The West Virginia Senate on Wednesday passed a bill to add edibles to the permitted forms of medical cannabis.
Senate Bill 590 adds edible form to the list of permitted cannabis forms for consumption by patients in the medical cannabis program. The bill prohibits the sale of products that may entice children, including but not limited to the shapes of animals or humans.
The Bureau for Public Health also has rule-making authority within the Medical Cannabis Act, and could require products be childproofed, for example, said Sen. Mike Maroney, R-Marshall, chair of the Senate Health Committee.
Edibles were included in the initial drafts of the Medical Cannabis Act, including when it passed the Senate in 2017.
Sen. Mike Woelfel, D-Cabell, said he was persuaded to draft the act because of two friends who were combat veterans. One had terminal cancer, and he told Woelfel if he survived, medical cannabis could help sustain his appetite.
“That’s what persuaded me to bring this back to the attention of the body,” Woelfel said.
Two senators voiced their opposition to the bill, citing statistics of rising use and accidental use by children.
Sen. Robert Karnes, R-Randolph, said he doesn’t believe the bill as amended by the Health Committee was enough to prevent misuse. He said anything with sugar would attract the attention of a child. He read off a list of “gross” candy marketed at children, including vomit-flavored jelly beans from the Jelly Belly Harry Potter line.
“If kids are enticed by ‘camel balls,’ I’m not sure there’s anything that won’t entice them,” he said, referring to a type of liquid-filled gumballs.
Studies of medical cannabis programs across the country found accidental use by children increased following implementation. A study of Colorado published in the Journal of the American Medical Association found regional poison control calls increased “significantly” and at a higher rate than the rest of the country between 2009 and 2015. Edibles were the culprit in a little more than half of all cases.
Colorado enacted stricter packaging laws after increases were seen. SB 590 is modeled after that legislation.

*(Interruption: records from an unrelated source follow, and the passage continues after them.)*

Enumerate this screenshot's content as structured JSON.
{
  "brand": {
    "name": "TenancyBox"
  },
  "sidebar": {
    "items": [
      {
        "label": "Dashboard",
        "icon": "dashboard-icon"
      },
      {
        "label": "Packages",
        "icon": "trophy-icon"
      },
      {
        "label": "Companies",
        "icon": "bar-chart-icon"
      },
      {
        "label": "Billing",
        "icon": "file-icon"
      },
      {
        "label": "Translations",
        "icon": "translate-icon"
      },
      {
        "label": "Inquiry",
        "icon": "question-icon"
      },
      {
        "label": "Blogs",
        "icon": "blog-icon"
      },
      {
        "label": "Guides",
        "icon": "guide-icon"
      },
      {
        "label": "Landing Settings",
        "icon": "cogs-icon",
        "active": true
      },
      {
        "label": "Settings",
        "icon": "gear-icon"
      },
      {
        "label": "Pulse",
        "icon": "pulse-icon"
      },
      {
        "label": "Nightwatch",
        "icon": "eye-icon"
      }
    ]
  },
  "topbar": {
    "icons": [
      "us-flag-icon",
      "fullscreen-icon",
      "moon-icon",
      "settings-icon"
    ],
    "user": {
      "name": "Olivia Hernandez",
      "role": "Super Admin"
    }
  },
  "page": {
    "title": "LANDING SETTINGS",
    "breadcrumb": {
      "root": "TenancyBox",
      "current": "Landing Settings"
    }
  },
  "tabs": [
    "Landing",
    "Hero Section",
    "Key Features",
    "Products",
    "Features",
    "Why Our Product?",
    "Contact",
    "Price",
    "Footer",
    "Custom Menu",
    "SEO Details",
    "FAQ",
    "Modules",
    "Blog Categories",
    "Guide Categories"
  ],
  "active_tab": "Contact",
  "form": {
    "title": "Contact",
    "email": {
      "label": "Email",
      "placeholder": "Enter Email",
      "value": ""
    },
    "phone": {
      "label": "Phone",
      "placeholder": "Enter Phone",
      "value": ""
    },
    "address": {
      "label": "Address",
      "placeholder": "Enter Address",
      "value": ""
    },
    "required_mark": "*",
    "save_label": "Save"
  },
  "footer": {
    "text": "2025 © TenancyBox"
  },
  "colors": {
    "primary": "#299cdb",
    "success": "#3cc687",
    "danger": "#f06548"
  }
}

Sen. Tom Takubo, R-Kanawha, a physician, said while the percentages in the studies are large, the actual number of cases is still relatively low. The Colorado study found 81 patients were hospitalized in the six-year period. The rate increased from one in 2009 to 16 in 2015.
Takubo said he is against smoking marijuana because of the danger to the lungs, but edibles are a good balance to still provide the benefits to those who need it.
“If you take away the edible fashion, there are some people who can benefit, like the gentleman from Cabell — he probably smoked a lot of tobacco because they smoked a lot of tobacco [in the military in wars like] World War II and Vietnam. He probably doesn’t have very good lung function,” Takubo said. “In order to get those, if we take out edibles, they are going to try and make it themselves, because if they smoke it they might not be able to breathe after.”
The bill passed 26-8 and now heads to the House of Delegates.
No patients in West Virginia have access to medical cannabis yet, but registration of patients began last year. Last week, the Department of Health and Human Resources announced a laboratory permit for medical cannabis testing was awarded to Analabs Inc., of Crab Orchard. The lab is expected to perform a range of testing to ensure products are safe for patient medical use.
Reporter Taylor Stuck can be reached at [email protected]. Follow her on Twitter and Facebook @TaylorStuckHD.